▸ Assignment
Line by line, copy the data below exactly.

Items from an interface collection

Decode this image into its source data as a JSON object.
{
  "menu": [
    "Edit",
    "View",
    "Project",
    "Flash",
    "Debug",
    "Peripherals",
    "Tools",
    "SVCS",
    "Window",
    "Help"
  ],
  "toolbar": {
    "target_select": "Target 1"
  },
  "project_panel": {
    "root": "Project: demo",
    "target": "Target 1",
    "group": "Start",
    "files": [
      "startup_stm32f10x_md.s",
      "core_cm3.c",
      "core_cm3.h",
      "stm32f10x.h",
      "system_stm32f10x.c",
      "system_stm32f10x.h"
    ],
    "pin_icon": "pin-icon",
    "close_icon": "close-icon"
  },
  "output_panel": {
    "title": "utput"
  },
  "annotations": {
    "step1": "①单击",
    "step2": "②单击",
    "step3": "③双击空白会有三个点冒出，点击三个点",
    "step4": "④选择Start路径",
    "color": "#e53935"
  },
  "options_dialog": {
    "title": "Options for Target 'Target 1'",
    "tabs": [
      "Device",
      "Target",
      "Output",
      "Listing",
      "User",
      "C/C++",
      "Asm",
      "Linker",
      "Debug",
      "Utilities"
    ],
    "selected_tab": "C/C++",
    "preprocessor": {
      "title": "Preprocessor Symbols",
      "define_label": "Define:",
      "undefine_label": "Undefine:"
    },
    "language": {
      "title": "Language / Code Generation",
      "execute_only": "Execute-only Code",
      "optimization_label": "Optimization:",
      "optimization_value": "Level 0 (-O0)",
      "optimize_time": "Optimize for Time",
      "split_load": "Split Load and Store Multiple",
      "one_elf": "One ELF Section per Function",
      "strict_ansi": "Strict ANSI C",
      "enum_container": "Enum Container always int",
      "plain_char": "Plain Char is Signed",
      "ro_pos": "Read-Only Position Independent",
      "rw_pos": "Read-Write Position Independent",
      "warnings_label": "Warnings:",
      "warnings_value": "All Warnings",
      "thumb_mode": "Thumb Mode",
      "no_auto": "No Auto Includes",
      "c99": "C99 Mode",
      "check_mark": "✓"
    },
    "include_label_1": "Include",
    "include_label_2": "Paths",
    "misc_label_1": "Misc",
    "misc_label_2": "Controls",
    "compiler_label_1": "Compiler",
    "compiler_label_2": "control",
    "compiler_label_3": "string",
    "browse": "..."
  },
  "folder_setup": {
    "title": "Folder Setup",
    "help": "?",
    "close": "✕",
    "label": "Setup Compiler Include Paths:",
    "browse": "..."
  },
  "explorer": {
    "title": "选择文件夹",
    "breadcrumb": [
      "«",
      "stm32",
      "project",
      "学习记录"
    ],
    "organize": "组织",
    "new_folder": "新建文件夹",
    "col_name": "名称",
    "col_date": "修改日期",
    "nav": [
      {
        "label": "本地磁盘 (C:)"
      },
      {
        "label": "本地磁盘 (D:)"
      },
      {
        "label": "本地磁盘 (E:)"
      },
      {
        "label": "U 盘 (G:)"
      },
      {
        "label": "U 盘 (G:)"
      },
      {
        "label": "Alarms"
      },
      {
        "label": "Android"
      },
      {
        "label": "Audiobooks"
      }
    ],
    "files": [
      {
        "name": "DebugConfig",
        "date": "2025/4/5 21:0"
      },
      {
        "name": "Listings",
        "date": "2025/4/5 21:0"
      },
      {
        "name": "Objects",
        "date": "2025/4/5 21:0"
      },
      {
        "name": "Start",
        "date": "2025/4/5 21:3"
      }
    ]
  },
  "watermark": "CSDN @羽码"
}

▸ Reply
Decode this image into its source data as a JSON object.
{
  "menu": [
    "Edit",
    "View",
    "Project",
    "Flash",
    "Debug",
    "Peripherals",
    "Tools",
    "SVCS",
    "Window",
    "Help"
  ],
  "toolbar": {
    "target_select": "Target 1"
  },
  "project_panel": {
    "root": "Project: demo",
    "target": "Target 1",
    "group": "Start",
    "files": [
      "startup_stm32f10x_md.s",
      "core_cm3.c",
      "core_cm3.h",
      "stm32f10x.h",
      "system_stm32f10x.c",
      "system_stm32f10x.h"
    ],
    "pin_icon": "pin-icon",
    "close_icon": "close-icon"
  },
  "output_panel": {
    "title": "utput"
  },
  "annotations": {
    "step1": "①单击",
    "step2": "②单击",
    "step3": "③双击空白会有三个点冒出，点击三个点",
    "step4": "④选择Start路径",
    "color": "#e53935"
  },
  "options_dialog": {
    "title": "Options for Target 'Target 1'",
    "tabs": [
      "Device",
      "Target",
      "Output",
      "Listing",
      "User",
      "C/C++",
      "Asm",
      "Linker",
      "Debug",
      "Utilities"
    ],
    "selected_tab": "C/C++",
    "preprocessor": {
      "title": "Preprocessor Symbols",
      "define_label": "Define:",
      "undefine_label": "Undefine:"
    },
    "language": {
      "title": "Language / Code Generation",
      "execute_only": "Execute-only Code",
      "optimization_label": "Optimization:",
      "optimization_value": "Level 0 (-O0)",
      "optimize_time": "Optimize for Time",
      "split_load": "Split Load and Store Multiple",
      "one_elf": "One ELF Section per Function",
      "strict_ansi": "Strict ANSI C",
      "enum_container": "Enum Container always int",
      "plain_char": "Plain Char is Signed",
      "ro_pos": "Read-Only Position Independent",
      "rw_pos": "Read-Write Position Independent",
      "warnings_label": "Warnings:",
      "warnings_value": "All Warnings",
      "thumb_mode": "Thumb Mode",
      "no_auto": "No Auto Includes",
      "c99": "C99 Mode",
      "check_mark": "✓"
    },
    "include_label_1": "Include",
    "include_label_2": "Paths",
    "misc_label_1": "Misc",
    "misc_label_2": "Controls",
    "compiler_label_1": "Compiler",
    "compiler_label_2": "control",
    "compiler_label_3": "string",
    "browse": "..."
  },
  "folder_setup": {
    "title": "Folder Setup",
    "help": "?",
    "close": "✕",
    "label": "Setup Compiler Include Paths:",
    "browse": "..."
  },
  "explorer": {
    "title": "选择文件夹",
    "breadcrumb": [
      "«",
      "stm32",
      "project",
      "学习记录"
    ],
    "organize": "组织",
    "new_folder": "新建文件夹",
    "col_name": "名称",
    "col_date": "修改日期",
    "nav": [
      {
        "label": "本地磁盘 (C:)"
      },
      {
        "label": "本地磁盘 (D:)"
      },
      {
        "label": "本地磁盘 (E:)"
      },
      {
        "label": "U 盘 (G:)"
      },
      {
        "label": "U 盘 (G:)"
      },
      {
        "label": "Alarms"
      },
      {
        "label": "Android"
      },
      {
        "label": "Audiobooks"
      }
    ],
    "files": [
      {
        "name": "DebugConfig",
        "date": "2025/4/5 21:0"
      },
      {
        "name": "Listings",
        "date": "2025/4/5 21:0"
      },
      {
        "name": "Objects",
        "date": "2025/4/5 21:0"
      },
      {
        "name": "Start",
        "date": "2025/4/5 21:3"
      }
    ]
  },
  "watermark": "CSDN @羽码"
}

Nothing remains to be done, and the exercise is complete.